You haven't said what part of the world you're in -
A previous post situates the OP an hour outside New York.
I've played three Steinway grands from different periods and to my ears I felt that they didn't sound as good as my U3 upright.
I have a little knowledge of what a good tone is, played saxophone for many years but is it possible that I don't know what a good piano tone is?
I'm stuck on the Steinway.
So, to reiterate:
You despartly want a smaller, NY Steinway grand for some reason, but you failed to find one you liked better than your Yamaha U3. Is that strange?
Taste is I subjective, and the smallest Steinway is small. Unless you give more details, the quality, production date, and price point, is all unknown to us.
When we, as in many of the piano buyers on this forum, evaluate a (grand) piano, the following criteria, at the top of my head, are often reflected upon (some overlap):
Sound (per register)
Suitability for repertoire
Touch and response
Control of dynamics
History of manufacturer

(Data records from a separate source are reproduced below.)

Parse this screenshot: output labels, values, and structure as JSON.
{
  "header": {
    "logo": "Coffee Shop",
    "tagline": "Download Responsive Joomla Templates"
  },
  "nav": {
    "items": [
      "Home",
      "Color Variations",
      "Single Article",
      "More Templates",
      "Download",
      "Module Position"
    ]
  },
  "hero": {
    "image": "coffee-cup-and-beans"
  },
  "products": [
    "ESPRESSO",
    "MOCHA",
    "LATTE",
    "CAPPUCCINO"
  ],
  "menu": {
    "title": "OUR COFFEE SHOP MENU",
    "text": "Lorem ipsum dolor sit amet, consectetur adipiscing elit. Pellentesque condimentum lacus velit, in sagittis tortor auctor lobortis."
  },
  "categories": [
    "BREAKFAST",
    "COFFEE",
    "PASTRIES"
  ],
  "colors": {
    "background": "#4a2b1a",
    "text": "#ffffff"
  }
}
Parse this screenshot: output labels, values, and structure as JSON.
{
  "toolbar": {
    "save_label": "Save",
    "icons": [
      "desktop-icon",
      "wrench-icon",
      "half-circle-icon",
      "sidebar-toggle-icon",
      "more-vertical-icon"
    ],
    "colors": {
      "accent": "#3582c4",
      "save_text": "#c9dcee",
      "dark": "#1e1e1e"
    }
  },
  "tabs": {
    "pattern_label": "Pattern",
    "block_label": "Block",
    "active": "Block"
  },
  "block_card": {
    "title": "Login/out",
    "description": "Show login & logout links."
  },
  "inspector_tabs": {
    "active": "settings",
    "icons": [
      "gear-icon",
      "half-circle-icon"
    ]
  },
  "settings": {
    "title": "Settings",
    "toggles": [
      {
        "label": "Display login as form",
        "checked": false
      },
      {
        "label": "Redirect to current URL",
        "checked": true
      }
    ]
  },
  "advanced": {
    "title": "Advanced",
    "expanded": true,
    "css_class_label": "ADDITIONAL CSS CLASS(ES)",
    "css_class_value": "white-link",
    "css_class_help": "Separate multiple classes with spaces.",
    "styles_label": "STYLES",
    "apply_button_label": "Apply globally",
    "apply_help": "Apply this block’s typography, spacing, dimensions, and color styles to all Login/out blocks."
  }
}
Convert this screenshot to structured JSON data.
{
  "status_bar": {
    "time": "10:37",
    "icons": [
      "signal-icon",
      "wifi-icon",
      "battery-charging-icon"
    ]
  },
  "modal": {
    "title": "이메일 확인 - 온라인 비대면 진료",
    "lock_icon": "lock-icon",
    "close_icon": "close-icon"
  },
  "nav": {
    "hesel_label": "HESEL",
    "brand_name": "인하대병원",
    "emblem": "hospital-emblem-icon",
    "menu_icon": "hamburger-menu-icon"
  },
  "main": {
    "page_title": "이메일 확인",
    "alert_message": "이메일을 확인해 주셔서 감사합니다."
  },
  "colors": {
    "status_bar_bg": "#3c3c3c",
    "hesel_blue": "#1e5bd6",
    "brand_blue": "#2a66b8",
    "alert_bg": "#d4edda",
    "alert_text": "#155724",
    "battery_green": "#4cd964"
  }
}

All these criteria have a scale that we depending on our references evaluate against. These references can be other pianos we have played, performances we have heard, marketing, forums... and as such may or may not be relevant. Marketing is all about creating these references, so that we become confident in our buying decisions.
I have an acquaintance with a reasonable economy. He has a piano at home that in my opinion, fails on everything but price. You can hit it with a sledgehammer, but all you will ever get out is a mp. He likes it however, because that way he can play without disturbing anyone. His only criteria was sentimental value and lack of dynamics.to others these would count the other way around.
The piano that wins for us, is the one that scores the highest on our criteria list. The criteria have a threshold. Let us say you have a threshold for price at $20.100. It does not matter how good it is, you simply cannot buy; now. The now is important, because in one year from now, your price threshold might be $29.000. So all or most of the criteria may change threshold over time.
As I read you, the three Steinways you tried failed on your sound criterion, but passed other thresholds you might have had. This could sound odd if they had all beeen new grands, but apparently they were not.
I recall an interview with a Steinway artist, describing Steinway pianos as the best in the world (why not the universe while we are at it). The interviewer then quite cleverly followed up with which other brands he had played... and it turned out to be 2... some people do not hear the difference between two Steinways, and some people do not here the difference between two pianos of different brands.
I think if you want useful input, it helps to be a specific as possible on the criteria you value and why. List as much details as possible about the pianos you evaluate to prevent guesswork.
In order to develop a good understanding of good tone, you should go to as many piano venues as possible, with as many different pianos as you can find. It is time consuming to make a good buy, Do not rush it.